The lines to find are those in the entries that hold the word "date"; copy every one of them.

# Stored items:

+ + +

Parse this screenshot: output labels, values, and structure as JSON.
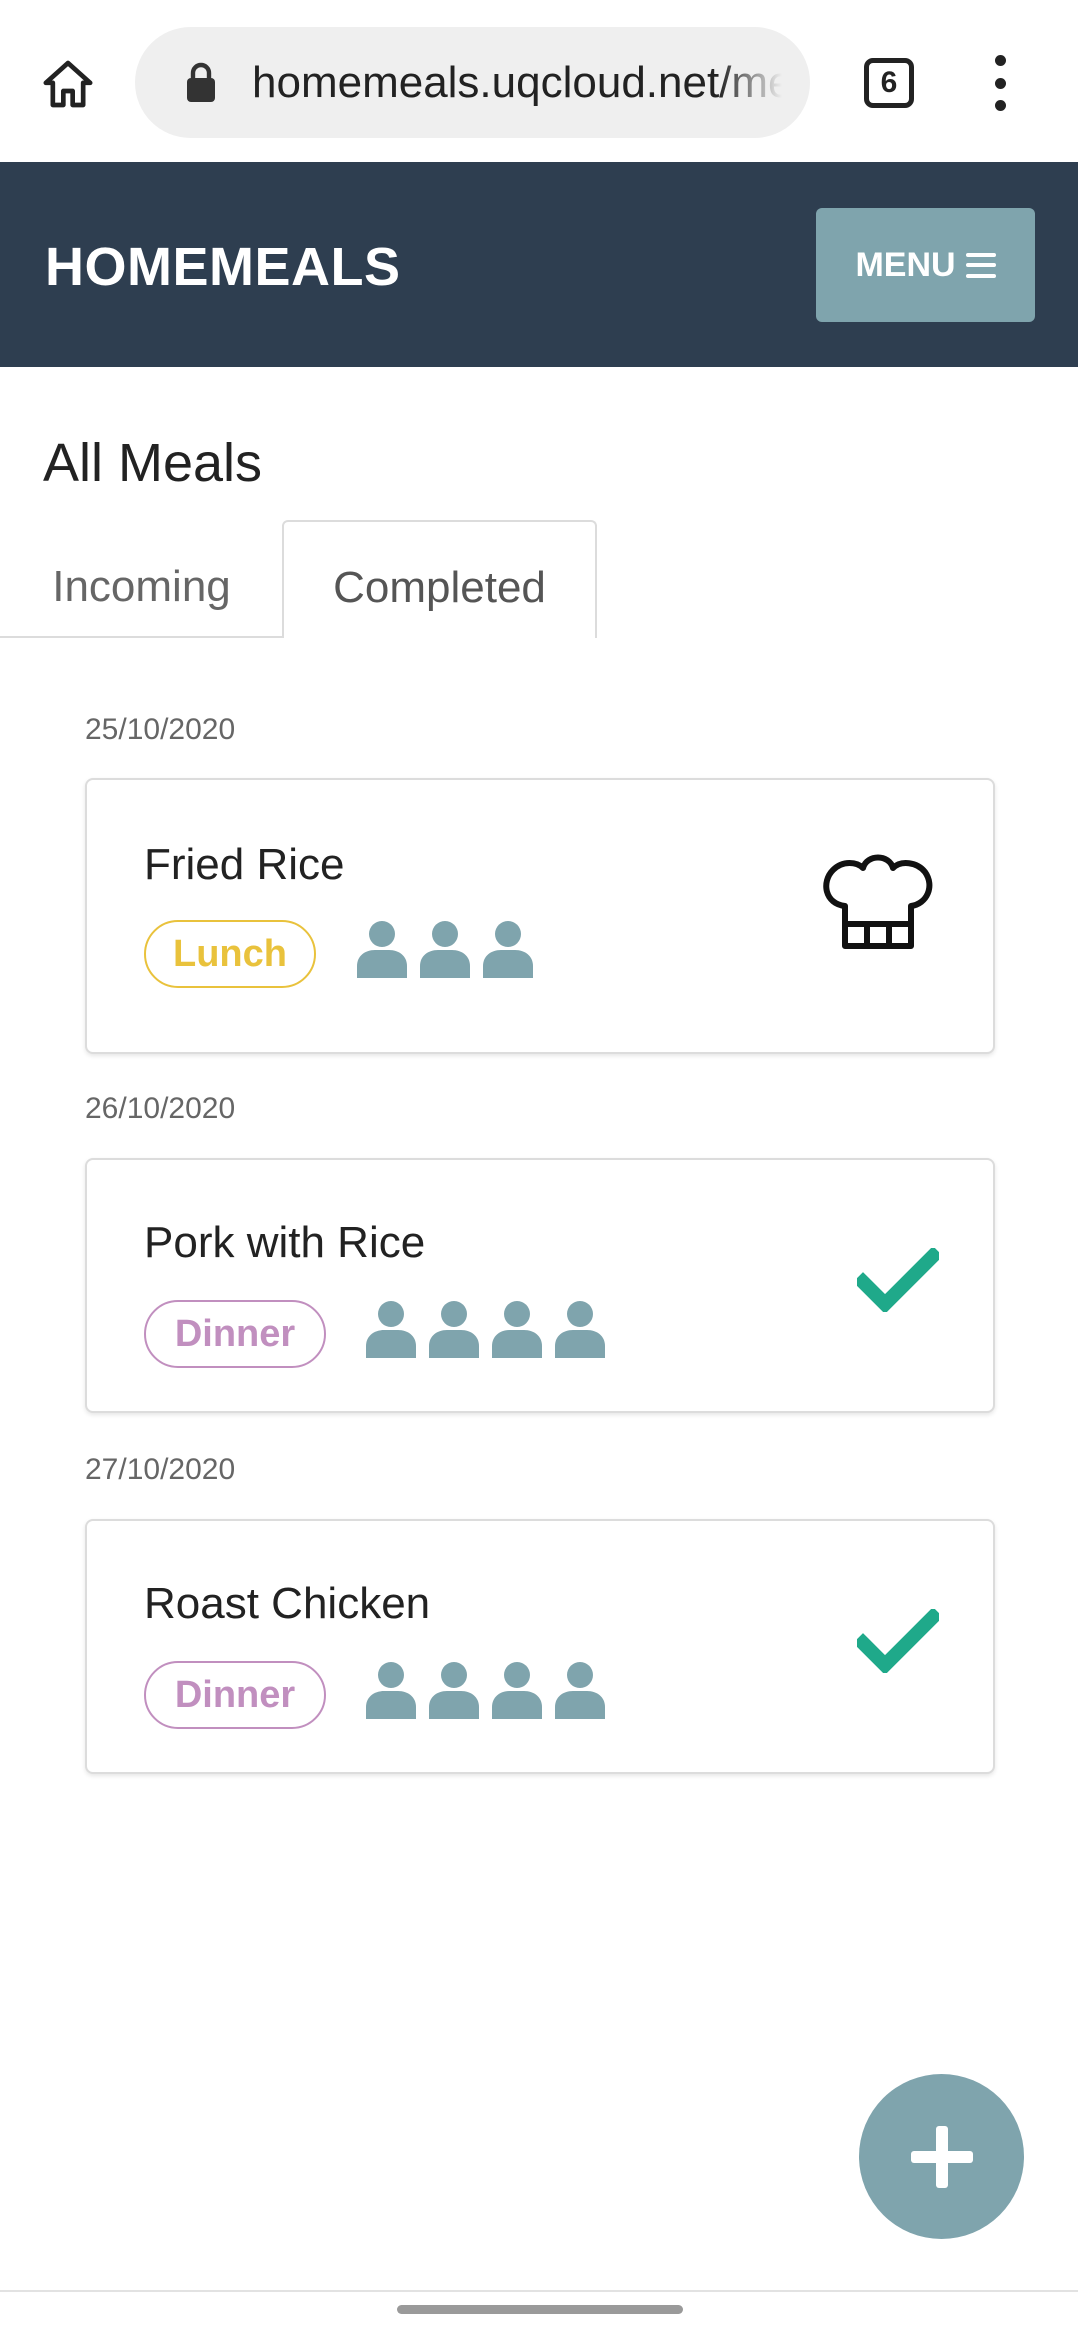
{
  "browser": {
    "url": "homemeals.uqcloud.net/meals",
    "tab_count": "6",
    "icons": [
      "home-icon",
      "lock-icon",
      "more-vert-icon"
    ]
  },
  "header": {
    "brand": "HOMEMEALS",
    "menu_label": "MENU",
    "background_color": "#2e3e50",
    "button_color": "#7fa4ad"
  },
  "page": {
    "title": "All Meals",
    "tabs": [
      {
        "label": "Incoming",
        "active": false
      },
      {
        "label": "Completed",
        "active": true
      }
    ]
  },
  "meals": [
    {
      "date": "25/10/2020",
      "name": "Fried Rice",
      "tag": "Lunch",
      "people": 3,
      "status_icon": "chef-hat-icon"
    },
    {
      "date": "26/10/2020",
      "name": "Pork with Rice",
      "tag": "Dinner",
      "people": 4,
      "status_icon": "check-icon"
    },
    {
      "date": "27/10/2020",
      "name": "Roast Chicken",
      "tag": "Dinner",
      "people": 4,
      "status_icon": "check-icon"
    }
  ],
  "colors": {
    "lunch_tag": "#e9c23c",
    "dinner_tag": "#c18fbf",
    "person_icon": "#7fa4ad",
    "check": "#1fa98a"
  },
  "fab": {
    "icon": "plus-icon"
  }
}
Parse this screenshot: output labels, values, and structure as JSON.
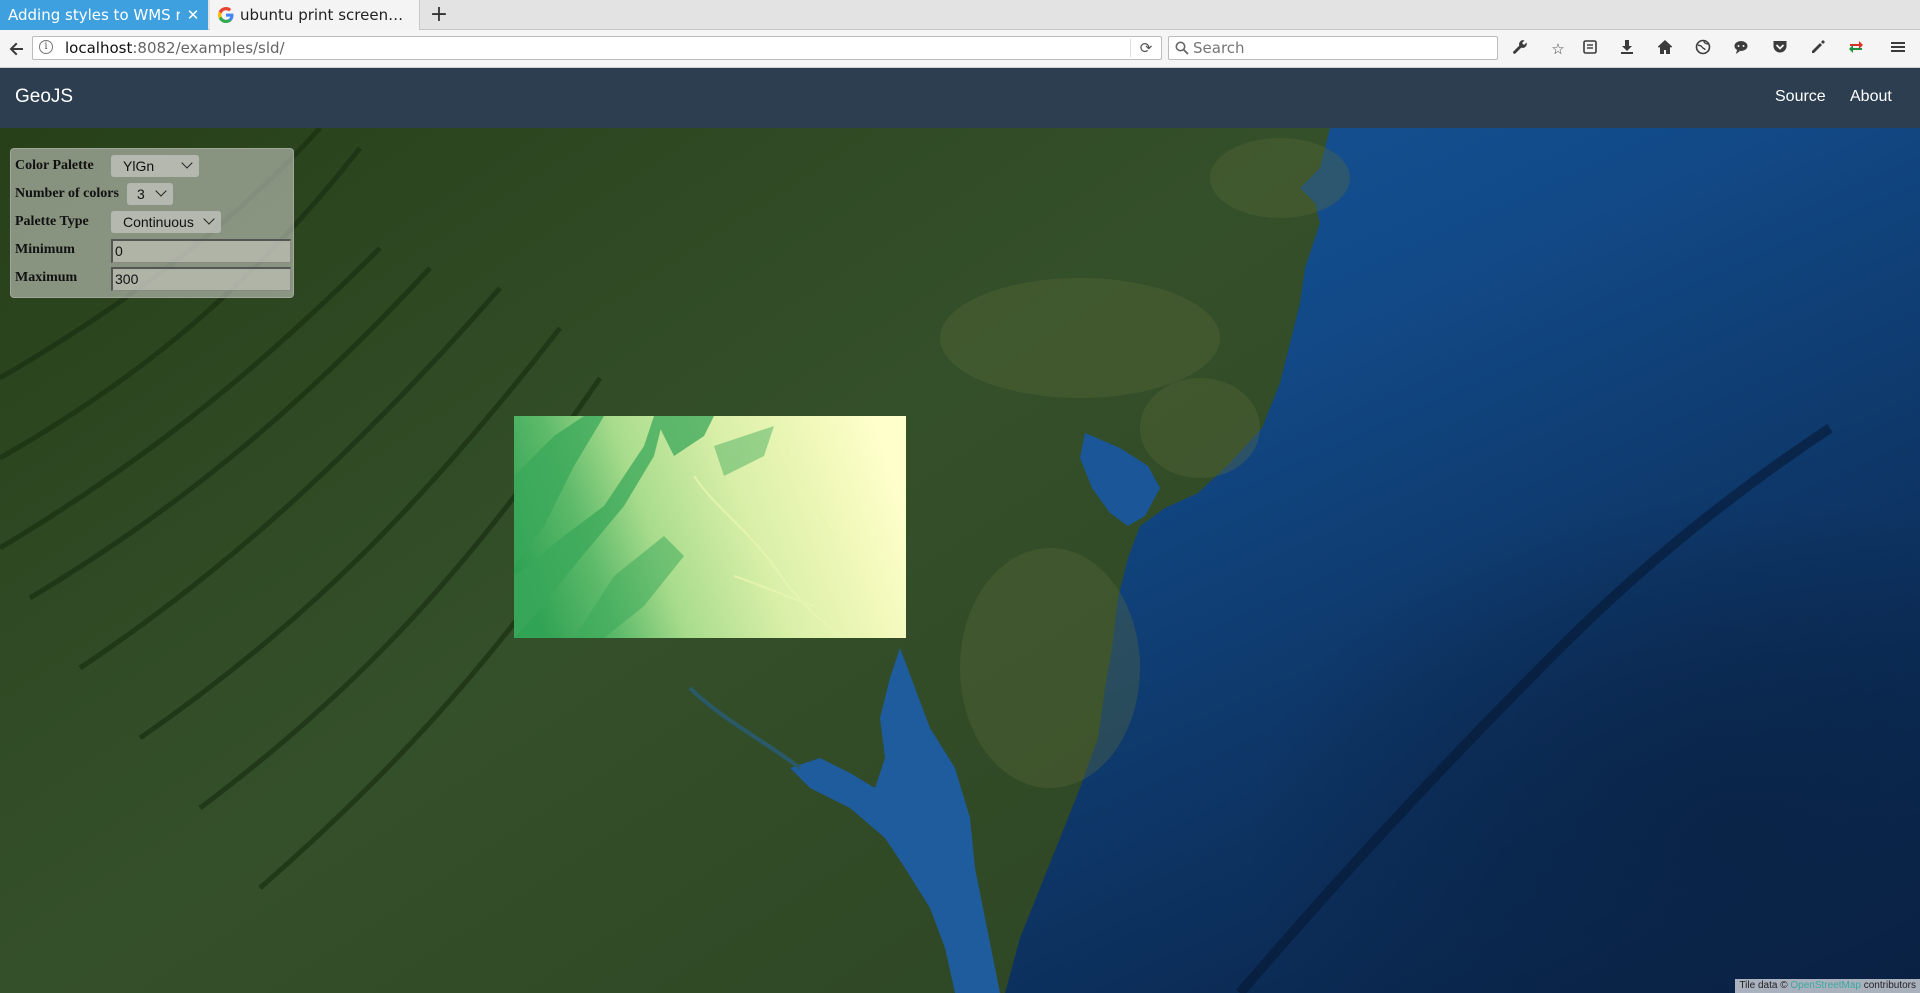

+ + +

# Written response:
      "date": "25/10/2020",
      "date": "26/10/2020",
      "date": "27/10/2020",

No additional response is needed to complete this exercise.